Given the introduction of pension freedoms nearly two years ago (wow, that went quick), a rule that if you go abroad you need to use your pension for income, while those at home can blow it all on that now infamous Lamborghini, is inconsistent to say the least.
This rule is being removed which means non-occupational schemes that are established outside of the EU, Norway, Liechtenstein or Iceland in countries that do not have a regulator cannot use this as a way to qualify as a QROPS.
There are also changes to the ‘regulatory test’. In broad terms, if there is a regulator of the pension scheme, it must be regulated, if not but there is a regulator for providers, then the provider must be regulated.
The other main change relates to when you can access benefits. Current rules state that to qualify as a ROPS the scheme must only allow access to benefits from age 55, or if they are retiring due to ill-health. This is the rule that caused the withdrawal of approval for all the Australian schemes, as if certain hardship criteria are met Australian schemes can be accessed at any age.
UK pensions allow a variety of lump sums to be legitimately paid before age 55 – serious ill-health, short service refund, refund of excess contribution and winding-up lump sums. From April an overseas scheme permitting such payments will no longer automatically be excluded from being a QROPS.
The new rules come into force on 6 April 2017, so special care is needed for transfers that start the process but do not complete before tax year end. Even if the transfer is being made to a scheme that meets both the old rules and new, you may find the ceding scheme has to ask a few different questions if the transfer doesn’t complete by 5 April.
As we have seen, the goalposts for QROPS are constantly moving, so even if you have made a transfer to a scheme previously there is no guarantee that further transfers will be within the rules. The status of schemes can change and even HMRC’s ROPS list is heavily caveated, stating HMRC can’t guarantee schemes on the list are actually ROPS, and that transfers to them won’t be taxable.
HMRC have recently created a new page to help you keep up-to-date with the latest news; worth a check if you are considering a transfer to QROPS: here.

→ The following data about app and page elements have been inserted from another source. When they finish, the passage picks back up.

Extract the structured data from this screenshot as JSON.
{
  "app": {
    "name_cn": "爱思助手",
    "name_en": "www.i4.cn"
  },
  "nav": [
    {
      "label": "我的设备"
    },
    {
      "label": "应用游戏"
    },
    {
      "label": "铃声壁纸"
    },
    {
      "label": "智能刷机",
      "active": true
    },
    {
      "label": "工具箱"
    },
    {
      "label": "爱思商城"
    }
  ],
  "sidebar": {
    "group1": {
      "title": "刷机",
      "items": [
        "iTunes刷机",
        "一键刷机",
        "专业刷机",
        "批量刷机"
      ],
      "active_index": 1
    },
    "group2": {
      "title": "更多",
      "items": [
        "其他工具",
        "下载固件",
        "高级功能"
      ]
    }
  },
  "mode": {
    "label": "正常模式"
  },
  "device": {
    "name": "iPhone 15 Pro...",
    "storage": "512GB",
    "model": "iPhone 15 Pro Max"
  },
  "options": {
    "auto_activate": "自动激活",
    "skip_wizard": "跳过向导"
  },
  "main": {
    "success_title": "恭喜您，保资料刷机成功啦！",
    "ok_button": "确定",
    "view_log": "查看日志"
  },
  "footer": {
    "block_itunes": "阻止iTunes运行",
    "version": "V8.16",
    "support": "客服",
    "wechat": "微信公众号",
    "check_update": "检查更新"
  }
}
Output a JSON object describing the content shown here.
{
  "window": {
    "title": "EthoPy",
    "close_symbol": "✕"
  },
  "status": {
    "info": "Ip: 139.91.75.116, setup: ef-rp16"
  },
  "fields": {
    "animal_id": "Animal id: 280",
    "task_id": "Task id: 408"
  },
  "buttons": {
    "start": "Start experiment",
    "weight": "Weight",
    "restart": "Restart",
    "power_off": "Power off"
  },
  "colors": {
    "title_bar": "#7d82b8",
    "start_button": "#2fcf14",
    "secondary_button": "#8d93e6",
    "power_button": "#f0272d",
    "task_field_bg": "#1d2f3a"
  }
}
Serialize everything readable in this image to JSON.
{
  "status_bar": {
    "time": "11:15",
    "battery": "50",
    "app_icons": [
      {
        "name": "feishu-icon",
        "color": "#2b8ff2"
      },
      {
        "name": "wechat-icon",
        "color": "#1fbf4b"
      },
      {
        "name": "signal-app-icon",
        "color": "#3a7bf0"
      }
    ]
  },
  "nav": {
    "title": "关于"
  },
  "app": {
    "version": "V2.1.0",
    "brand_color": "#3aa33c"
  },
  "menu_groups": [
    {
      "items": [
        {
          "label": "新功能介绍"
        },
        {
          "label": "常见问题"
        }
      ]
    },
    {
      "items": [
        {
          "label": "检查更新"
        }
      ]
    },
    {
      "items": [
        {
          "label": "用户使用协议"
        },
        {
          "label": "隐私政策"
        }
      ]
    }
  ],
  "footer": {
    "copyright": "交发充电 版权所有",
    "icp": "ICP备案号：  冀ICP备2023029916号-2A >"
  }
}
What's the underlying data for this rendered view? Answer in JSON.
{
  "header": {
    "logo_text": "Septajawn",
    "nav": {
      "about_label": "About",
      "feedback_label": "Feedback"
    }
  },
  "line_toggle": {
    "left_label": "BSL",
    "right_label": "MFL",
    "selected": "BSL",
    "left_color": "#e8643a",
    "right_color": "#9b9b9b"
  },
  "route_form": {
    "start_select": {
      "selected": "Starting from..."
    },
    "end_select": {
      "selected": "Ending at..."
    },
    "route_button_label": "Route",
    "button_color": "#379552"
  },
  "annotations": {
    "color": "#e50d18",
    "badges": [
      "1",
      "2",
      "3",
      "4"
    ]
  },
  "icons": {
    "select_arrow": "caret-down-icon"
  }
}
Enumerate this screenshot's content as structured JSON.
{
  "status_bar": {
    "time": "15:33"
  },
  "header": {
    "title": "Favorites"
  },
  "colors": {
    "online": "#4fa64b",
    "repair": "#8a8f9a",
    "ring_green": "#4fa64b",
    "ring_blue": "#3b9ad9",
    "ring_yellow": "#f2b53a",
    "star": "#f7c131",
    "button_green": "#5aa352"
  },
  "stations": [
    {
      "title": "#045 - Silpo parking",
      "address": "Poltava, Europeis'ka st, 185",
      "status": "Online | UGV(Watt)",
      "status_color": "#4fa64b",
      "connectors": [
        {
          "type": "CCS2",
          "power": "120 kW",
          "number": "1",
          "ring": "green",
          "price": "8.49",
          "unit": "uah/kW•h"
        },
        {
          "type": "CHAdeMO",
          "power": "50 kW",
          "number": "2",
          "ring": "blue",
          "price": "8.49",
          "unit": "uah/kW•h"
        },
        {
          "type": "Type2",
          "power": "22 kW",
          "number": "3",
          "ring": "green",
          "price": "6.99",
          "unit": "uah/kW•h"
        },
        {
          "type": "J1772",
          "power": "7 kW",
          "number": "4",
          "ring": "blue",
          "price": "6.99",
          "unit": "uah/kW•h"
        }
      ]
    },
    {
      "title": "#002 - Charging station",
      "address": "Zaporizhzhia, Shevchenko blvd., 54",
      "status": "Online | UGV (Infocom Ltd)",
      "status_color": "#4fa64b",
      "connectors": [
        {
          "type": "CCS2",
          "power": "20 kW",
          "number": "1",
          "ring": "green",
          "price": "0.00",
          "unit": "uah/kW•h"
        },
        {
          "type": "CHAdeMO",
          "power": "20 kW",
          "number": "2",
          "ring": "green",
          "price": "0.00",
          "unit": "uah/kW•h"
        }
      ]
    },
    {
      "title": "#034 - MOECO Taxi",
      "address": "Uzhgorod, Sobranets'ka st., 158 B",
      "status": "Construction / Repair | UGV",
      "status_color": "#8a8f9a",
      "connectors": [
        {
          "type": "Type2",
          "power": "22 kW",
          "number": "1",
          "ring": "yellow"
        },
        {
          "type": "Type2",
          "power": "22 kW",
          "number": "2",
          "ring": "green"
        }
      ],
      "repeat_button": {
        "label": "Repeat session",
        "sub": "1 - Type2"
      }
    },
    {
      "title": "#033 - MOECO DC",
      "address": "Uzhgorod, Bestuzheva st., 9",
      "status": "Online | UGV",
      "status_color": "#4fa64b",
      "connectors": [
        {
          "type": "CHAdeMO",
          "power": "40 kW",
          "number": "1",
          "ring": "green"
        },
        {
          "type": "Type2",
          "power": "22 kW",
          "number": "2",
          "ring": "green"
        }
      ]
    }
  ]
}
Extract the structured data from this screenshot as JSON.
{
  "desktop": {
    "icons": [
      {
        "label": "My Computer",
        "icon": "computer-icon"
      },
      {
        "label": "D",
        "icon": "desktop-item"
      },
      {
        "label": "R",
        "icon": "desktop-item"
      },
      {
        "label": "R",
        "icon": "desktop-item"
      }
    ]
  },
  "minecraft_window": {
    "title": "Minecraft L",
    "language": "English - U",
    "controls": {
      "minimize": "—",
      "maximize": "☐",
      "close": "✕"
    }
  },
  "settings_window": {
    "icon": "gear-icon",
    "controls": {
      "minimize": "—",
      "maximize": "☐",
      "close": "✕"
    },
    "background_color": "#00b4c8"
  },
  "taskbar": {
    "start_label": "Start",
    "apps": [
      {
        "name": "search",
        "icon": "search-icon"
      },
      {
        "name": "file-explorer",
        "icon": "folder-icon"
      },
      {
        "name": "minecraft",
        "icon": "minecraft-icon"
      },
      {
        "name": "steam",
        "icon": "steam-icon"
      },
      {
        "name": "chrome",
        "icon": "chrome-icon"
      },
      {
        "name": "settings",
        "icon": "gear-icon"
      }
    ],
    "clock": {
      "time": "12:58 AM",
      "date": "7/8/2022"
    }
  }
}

One final point to remember; a transfer to QROPS is tested against the lifetime allowance and any excess will always be charged at 25% as the funds are remaining in a pension.